As of September 2022, Qatar is the latest country to get its own flight information region (FIR).
What the heck is a flight information region?
Briefly, the International Civil Aviation Organization, or ICAO, the Montréal, Canada-based UN-group that specifically deals with air transport policy and standardization methods, is also responsible for having divided the world into nine GANP, or Global Air Navigation Plan regions; figure, European Region (EUR); Middle East Region (MID); North American Region (NAM), and the like.
In turn, those nine GANP were further divvied up into FIR, or flight information regions. Some might just have been created to follow the international border* (however disputed) of a single country, whereas some larger countries have multiple FIR. Once an aircraft enters a particular FIR, generally that means the air traffic controller has contact, whether the aircraft is on the ground or way up there at FL410 (Flight Level 41,000 feet). The controller helps the pilots with everything from emergencies to weather issues … you name it.
As a salient example for today’s post, here is a snippet of part of the former FIRs located in the Middle East and Asia GANPs:
Ironically, right on the above map where it says “FIR Bahrain OBBB” is the country of Qatar (Bahrain is the much smaller island country directly northwest of Qatar).

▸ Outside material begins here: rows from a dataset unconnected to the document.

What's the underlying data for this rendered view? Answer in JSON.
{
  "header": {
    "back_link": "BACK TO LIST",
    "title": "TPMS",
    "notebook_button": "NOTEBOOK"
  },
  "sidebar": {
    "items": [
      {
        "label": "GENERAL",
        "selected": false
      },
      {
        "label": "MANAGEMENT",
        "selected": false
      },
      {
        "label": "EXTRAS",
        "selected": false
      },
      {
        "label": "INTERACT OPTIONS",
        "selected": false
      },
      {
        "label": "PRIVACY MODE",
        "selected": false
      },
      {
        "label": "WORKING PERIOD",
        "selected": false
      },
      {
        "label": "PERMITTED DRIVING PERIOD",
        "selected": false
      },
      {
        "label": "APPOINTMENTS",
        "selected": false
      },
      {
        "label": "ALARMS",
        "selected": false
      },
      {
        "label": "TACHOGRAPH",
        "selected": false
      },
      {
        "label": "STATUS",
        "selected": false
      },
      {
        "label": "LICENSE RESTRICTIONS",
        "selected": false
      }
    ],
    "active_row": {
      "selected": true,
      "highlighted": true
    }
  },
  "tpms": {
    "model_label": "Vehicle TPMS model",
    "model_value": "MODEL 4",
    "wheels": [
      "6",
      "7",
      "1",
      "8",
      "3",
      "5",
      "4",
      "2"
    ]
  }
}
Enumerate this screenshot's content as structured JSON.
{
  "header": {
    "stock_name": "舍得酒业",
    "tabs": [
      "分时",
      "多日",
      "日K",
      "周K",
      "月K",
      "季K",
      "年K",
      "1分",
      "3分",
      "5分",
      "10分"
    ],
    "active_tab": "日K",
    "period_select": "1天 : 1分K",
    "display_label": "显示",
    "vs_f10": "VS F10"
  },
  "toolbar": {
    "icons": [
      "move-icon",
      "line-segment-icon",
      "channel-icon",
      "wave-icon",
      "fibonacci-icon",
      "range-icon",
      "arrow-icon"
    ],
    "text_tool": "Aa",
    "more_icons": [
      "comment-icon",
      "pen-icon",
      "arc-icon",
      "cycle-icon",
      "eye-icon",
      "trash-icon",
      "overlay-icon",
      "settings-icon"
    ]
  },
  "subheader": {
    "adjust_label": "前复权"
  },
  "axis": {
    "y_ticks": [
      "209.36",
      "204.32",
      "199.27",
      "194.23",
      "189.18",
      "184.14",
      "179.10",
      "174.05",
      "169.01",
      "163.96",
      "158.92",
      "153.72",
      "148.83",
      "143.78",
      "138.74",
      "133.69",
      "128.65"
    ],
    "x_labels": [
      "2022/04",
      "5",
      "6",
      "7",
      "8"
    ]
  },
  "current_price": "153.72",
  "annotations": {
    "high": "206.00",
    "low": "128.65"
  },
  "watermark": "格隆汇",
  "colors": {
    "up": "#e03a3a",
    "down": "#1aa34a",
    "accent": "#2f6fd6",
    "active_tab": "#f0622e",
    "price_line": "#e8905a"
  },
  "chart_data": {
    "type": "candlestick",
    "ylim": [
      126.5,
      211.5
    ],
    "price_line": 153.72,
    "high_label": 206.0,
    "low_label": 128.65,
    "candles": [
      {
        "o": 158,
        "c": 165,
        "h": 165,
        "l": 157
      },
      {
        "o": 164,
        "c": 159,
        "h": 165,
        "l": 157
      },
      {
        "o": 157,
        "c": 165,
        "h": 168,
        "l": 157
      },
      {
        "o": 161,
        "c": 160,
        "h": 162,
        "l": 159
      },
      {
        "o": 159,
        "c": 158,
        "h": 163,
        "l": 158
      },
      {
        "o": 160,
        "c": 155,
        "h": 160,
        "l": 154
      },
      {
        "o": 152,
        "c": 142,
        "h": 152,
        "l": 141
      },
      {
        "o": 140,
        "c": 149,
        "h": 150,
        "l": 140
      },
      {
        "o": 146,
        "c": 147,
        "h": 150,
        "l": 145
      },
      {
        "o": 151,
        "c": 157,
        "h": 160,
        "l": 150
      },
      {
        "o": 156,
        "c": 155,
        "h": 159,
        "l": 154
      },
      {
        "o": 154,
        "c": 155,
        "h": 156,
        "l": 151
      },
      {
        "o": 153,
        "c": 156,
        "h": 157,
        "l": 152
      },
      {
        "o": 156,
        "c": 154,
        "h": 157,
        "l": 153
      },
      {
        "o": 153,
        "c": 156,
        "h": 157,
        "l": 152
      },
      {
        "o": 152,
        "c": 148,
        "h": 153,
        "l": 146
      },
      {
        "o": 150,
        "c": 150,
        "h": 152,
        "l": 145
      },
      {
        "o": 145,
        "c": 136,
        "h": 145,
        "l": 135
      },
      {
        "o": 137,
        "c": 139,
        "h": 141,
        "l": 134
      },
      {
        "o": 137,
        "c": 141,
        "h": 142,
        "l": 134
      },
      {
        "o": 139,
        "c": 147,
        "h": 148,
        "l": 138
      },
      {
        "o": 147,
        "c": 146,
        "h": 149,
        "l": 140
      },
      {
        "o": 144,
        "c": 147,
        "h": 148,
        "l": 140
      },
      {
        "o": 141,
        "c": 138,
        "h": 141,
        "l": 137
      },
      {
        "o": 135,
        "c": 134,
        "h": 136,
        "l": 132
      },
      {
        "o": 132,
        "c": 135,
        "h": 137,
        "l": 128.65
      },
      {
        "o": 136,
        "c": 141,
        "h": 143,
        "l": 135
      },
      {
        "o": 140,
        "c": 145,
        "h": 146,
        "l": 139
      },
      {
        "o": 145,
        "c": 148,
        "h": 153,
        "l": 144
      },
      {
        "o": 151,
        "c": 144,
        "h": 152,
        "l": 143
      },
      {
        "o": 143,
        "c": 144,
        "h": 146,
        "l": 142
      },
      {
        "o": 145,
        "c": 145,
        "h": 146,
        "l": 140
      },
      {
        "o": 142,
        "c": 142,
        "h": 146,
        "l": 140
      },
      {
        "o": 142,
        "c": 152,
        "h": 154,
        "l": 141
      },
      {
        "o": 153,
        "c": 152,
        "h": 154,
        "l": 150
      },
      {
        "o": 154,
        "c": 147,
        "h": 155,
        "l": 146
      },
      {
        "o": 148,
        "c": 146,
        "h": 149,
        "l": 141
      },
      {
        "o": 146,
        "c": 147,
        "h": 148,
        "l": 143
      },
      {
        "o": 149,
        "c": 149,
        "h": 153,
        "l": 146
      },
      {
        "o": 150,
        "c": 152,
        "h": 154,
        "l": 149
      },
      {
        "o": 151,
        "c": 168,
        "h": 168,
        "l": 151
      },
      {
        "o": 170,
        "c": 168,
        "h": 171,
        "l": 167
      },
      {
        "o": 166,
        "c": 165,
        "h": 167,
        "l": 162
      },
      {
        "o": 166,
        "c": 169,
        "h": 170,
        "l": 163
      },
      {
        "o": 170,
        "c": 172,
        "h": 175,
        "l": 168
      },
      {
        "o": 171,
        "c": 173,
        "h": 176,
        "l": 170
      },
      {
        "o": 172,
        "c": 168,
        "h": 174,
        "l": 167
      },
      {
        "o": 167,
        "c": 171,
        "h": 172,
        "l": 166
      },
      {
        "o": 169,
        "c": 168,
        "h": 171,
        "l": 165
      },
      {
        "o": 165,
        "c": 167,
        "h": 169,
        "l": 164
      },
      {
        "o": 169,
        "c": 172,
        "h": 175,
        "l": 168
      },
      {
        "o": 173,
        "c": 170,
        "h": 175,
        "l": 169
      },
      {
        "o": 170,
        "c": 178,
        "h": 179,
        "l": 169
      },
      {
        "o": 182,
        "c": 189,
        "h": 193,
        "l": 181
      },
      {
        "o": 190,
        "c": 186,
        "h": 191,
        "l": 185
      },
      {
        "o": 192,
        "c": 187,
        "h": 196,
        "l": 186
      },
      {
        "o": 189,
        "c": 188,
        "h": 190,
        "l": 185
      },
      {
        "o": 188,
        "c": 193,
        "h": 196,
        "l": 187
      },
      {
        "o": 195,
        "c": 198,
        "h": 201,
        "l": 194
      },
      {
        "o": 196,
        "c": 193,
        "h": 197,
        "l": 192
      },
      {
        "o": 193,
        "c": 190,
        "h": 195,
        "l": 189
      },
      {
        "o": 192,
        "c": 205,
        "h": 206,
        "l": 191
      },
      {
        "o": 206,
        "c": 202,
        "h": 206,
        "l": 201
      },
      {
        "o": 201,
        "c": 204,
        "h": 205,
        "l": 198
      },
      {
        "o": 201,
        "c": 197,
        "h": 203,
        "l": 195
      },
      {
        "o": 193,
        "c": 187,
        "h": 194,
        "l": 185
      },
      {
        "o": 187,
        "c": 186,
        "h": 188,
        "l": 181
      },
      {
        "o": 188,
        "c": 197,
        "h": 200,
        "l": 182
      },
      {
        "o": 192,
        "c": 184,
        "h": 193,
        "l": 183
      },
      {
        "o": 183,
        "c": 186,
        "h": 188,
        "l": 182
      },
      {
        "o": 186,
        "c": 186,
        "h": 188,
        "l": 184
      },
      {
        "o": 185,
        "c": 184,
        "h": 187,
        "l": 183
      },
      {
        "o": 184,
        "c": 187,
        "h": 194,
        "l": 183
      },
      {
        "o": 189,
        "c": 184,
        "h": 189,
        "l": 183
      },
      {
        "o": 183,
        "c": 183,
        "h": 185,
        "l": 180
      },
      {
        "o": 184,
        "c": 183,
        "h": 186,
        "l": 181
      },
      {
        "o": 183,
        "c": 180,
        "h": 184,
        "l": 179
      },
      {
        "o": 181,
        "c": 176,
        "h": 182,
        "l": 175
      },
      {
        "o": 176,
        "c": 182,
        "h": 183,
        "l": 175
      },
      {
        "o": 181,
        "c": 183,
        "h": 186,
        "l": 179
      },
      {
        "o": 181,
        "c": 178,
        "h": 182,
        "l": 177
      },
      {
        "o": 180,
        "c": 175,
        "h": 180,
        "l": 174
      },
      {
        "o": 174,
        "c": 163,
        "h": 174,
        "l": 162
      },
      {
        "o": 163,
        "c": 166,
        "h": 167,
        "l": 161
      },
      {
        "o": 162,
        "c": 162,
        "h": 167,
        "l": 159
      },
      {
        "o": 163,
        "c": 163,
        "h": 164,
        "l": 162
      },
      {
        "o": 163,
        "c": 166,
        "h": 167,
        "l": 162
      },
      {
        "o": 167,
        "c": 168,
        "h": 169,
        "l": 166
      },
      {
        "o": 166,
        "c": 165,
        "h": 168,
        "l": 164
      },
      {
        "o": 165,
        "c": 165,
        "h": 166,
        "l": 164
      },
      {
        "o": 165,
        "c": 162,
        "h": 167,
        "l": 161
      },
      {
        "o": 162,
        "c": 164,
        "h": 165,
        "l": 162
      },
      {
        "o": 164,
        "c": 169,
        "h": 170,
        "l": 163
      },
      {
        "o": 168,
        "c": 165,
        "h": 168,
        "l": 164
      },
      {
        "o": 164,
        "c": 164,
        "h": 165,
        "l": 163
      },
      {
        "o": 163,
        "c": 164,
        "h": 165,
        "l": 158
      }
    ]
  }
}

You see, before September of last year, Bahrain controlled Qatar airspace. However, on 13 July, the ICAO finally agreed to let Qatari air traffic control its own FIR, which it is taking over in stages. This was in part due to the recent years-long blockade of Qatar by Saudi Arabia, Egypt, Bahrain, and the United Arab Emirates, forcing longer detours over Iran. Though, it was also in part to show that the Qatari aviation industry has matured, particularly vis-a-vis its hosting the 2022 World Cup (when the former Doha International Airport was even put to use).
The Doha (Qatari capital) FIR was inaugurated on 8 September, giving Qatar total control over all flights up to FL245 (24, 500 feet); Bahrain will still control international waters nearby, and aircraft above FL245. Stage 2 will happen on 23 March 2023, giving over more control to Qatari controller, but still letting Bahraini FIR hang on to some northeastern waters. Finally, Stage 3 will occur either at the end of 2024 or 2025, when Qatar assumes the entire responsibility of all flights.
If you’re not an air traffic controller, flight planner, or pilot, you may not care. And look at that, it’s such a small FIR, right? Well, consider that many flights from the United Arab Emirates (mainly Dubai and Abu Dhabi) pass through it, as would other flights looking to avoid Iranian airspace.
I hope that you have enjoyed this brief look into flight information regions. Stay tuned for periodic posts about other behind-the-scenes looks at aviation planning.
Can you think of any other landmass-deprived countries that punch above their weight in controlling air traffic?